Exercise instructions: Nothing but the records, repeated exactly, should form the response.

Dataset rows describing interfaces:
──────────
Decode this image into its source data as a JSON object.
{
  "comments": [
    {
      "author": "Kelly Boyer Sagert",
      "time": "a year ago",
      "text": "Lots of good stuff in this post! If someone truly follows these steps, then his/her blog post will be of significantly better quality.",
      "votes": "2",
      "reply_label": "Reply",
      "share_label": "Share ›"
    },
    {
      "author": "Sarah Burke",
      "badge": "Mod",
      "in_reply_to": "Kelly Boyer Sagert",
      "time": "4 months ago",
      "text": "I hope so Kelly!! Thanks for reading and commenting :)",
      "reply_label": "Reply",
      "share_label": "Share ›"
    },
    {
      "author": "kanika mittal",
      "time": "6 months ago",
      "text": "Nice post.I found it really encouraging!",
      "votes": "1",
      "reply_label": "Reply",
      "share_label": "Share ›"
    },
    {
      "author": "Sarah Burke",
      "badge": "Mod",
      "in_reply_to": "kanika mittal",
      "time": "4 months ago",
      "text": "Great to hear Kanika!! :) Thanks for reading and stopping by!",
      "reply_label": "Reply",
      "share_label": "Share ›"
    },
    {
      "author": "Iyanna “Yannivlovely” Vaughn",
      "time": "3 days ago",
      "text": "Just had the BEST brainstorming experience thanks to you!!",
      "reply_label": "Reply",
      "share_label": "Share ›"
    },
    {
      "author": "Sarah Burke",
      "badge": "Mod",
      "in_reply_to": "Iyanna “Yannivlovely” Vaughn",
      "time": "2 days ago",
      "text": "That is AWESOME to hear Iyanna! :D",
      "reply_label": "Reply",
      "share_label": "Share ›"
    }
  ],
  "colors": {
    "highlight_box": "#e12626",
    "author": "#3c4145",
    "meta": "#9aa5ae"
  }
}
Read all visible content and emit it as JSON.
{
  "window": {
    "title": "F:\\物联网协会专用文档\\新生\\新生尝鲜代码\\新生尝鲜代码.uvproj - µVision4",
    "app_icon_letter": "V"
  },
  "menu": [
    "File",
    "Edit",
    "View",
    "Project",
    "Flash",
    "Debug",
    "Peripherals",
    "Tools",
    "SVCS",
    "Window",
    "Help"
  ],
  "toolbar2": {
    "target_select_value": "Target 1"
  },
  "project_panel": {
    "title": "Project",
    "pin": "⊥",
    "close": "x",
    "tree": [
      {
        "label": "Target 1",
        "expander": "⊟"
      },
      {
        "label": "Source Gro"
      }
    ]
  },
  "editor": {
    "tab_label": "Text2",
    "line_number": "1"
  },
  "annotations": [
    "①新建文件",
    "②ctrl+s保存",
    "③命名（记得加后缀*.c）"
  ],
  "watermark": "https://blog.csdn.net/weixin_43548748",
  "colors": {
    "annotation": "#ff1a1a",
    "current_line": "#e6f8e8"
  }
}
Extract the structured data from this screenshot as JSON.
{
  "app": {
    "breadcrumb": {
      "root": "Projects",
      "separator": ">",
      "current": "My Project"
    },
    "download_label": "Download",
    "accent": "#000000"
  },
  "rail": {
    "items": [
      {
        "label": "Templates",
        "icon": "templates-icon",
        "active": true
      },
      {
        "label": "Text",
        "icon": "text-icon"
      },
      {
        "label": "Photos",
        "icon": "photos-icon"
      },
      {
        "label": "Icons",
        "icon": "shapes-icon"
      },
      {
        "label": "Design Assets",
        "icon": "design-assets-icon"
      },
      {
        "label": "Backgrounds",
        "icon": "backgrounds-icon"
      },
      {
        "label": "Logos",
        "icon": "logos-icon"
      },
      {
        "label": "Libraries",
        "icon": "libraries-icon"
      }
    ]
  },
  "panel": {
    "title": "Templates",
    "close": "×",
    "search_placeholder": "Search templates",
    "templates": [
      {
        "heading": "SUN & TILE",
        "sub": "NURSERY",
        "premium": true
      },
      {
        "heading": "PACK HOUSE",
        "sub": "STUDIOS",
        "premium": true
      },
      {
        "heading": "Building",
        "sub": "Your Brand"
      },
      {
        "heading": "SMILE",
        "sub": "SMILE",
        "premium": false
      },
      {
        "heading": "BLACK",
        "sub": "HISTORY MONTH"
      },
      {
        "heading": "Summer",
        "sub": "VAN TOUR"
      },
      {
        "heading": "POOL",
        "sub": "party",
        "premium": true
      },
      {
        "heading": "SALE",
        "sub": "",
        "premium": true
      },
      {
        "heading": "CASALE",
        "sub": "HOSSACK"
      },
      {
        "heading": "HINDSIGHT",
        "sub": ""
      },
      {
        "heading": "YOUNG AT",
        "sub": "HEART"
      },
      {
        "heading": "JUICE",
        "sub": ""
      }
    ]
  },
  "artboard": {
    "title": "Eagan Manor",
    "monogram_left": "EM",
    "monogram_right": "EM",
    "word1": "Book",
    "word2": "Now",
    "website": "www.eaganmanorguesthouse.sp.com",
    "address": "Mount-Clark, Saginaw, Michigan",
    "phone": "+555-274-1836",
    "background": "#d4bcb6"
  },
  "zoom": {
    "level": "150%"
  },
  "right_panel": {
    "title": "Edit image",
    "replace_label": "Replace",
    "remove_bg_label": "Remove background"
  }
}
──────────
Exercise answer:
Decode this image into its source data as a JSON object.
{
  "comments": [
    {
      "author": "Kelly Boyer Sagert",
      "time": "a year ago",
      "text": "Lots of good stuff in this post! If someone truly follows these steps, then his/her blog post will be of significantly better quality.",
      "votes": "2",
      "reply_label": "Reply",
      "share_label": "Share ›"
    },
    {
      "author": "Sarah Burke",
      "badge": "Mod",
      "in_reply_to": "Kelly Boyer Sagert",
      "time": "4 months ago",
      "text": "I hope so Kelly!! Thanks for reading and commenting :)",
      "reply_label": "Reply",
      "share_label": "Share ›"
    },
    {
      "author": "kanika mittal",
      "time": "6 months ago",
      "text": "Nice post.I found it really encouraging!",
      "votes": "1",
      "reply_label": "Reply",
      "share_label": "Share ›"
    },
    {
      "author": "Sarah Burke",
      "badge": "Mod",
      "in_reply_to": "kanika mittal",
      "time": "4 months ago",
      "text": "Great to hear Kanika!! :) Thanks for reading and stopping by!",
      "reply_label": "Reply",
      "share_label": "Share ›"
    },
    {
      "author": "Iyanna “Yannivlovely” Vaughn",
      "time": "3 days ago",
      "text": "Just had the BEST brainstorming experience thanks to you!!",
      "reply_label": "Reply",
      "share_label": "Share ›"
    },
    {
      "author": "Sarah Burke",
      "badge": "Mod",
      "in_reply_to": "Iyanna “Yannivlovely” Vaughn",
      "time": "2 days ago",
      "text": "That is AWESOME to hear Iyanna! :D",
      "reply_label": "Reply",
      "share_label": "Share ›"
    }
  ],
  "colors": {
    "highlight_box": "#e12626",
    "author": "#3c4145",
    "meta": "#9aa5ae"
  }
}
Read all visible content and emit it as JSON.
{
  "window": {
    "title": "F:\\物联网协会专用文档\\新生\\新生尝鲜代码\\新生尝鲜代码.uvproj - µVision4",
    "app_icon_letter": "V"
  },
  "menu": [
    "File",
    "Edit",
    "View",
    "Project",
    "Flash",
    "Debug",
    "Peripherals",
    "Tools",
    "SVCS",
    "Window",
    "Help"
  ],
  "toolbar2": {
    "target_select_value": "Target 1"
  },
  "project_panel": {
    "title": "Project",
    "pin": "⊥",
    "close": "x",
    "tree": [
      {
        "label": "Target 1",
        "expander": "⊟"
      },
      {
        "label": "Source Gro"
      }
    ]
  },
  "editor": {
    "tab_label": "Text2",
    "line_number": "1"
  },
  "annotations": [
    "①新建文件",
    "②ctrl+s保存",
    "③命名（记得加后缀*.c）"
  ],
  "watermark": "https://blog.csdn.net/weixin_43548748",
  "colors": {
    "annotation": "#ff1a1a",
    "current_line": "#e6f8e8"
  }
}
Extract the structured data from this screenshot as JSON.
{
  "app": {
    "breadcrumb": {
      "root": "Projects",
      "separator": ">",
      "current": "My Project"
    },
    "download_label": "Download",
    "accent": "#000000"
  },
  "rail": {
    "items": [
      {
        "label": "Templates",
        "icon": "templates-icon",
        "active": true
      },
      {
        "label": "Text",
        "icon": "text-icon"
      },
      {
        "label": "Photos",
        "icon": "photos-icon"
      },
      {
        "label": "Icons",
        "icon": "shapes-icon"
      },
      {
        "label": "Design Assets",
        "icon": "design-assets-icon"
      },
      {
        "label": "Backgrounds",
        "icon": "backgrounds-icon"
      },
      {
        "label": "Logos",
        "icon": "logos-icon"
      },
      {
        "label": "Libraries",
        "icon": "libraries-icon"
      }
    ]
  },
  "panel": {
    "title": "Templates",
    "close": "×",
    "search_placeholder": "Search templates",
    "templates": [
      {
        "heading": "SUN & TILE",
        "sub": "NURSERY",
        "premium": true
      },
      {
        "heading": "PACK HOUSE",
        "sub": "STUDIOS",
        "premium": true
      },
      {
        "heading": "Building",
        "sub": "Your Brand"
      },
      {
        "heading": "SMILE",
        "sub": "SMILE",
        "premium": false
      },
      {
        "heading": "BLACK",
        "sub": "HISTORY MONTH"
      },
      {
        "heading": "Summer",
        "sub": "VAN TOUR"
      },
      {
        "heading": "POOL",
        "sub": "party",
        "premium": true
      },
      {
        "heading": "SALE",
        "sub": "",
        "premium": true
      },
      {
        "heading": "CASALE",
        "sub": "HOSSACK"
      },
      {
        "heading": "HINDSIGHT",
        "sub": ""
      },
      {
        "heading": "YOUNG AT",
        "sub": "HEART"
      },
      {
        "heading": "JUICE",
        "sub": ""
      }
    ]
  },
  "artboard": {
    "title": "Eagan Manor",
    "monogram_left": "EM",
    "monogram_right": "EM",
    "word1": "Book",
    "word2": "Now",
    "website": "www.eaganmanorguesthouse.sp.com",
    "address": "Mount-Clark, Saginaw, Michigan",
    "phone": "+555-274-1836",
    "background": "#d4bcb6"
  },
  "zoom": {
    "level": "150%"
  },
  "right_panel": {
    "title": "Edit image",
    "replace_label": "Replace",
    "remove_bg_label": "Remove background"
  }
}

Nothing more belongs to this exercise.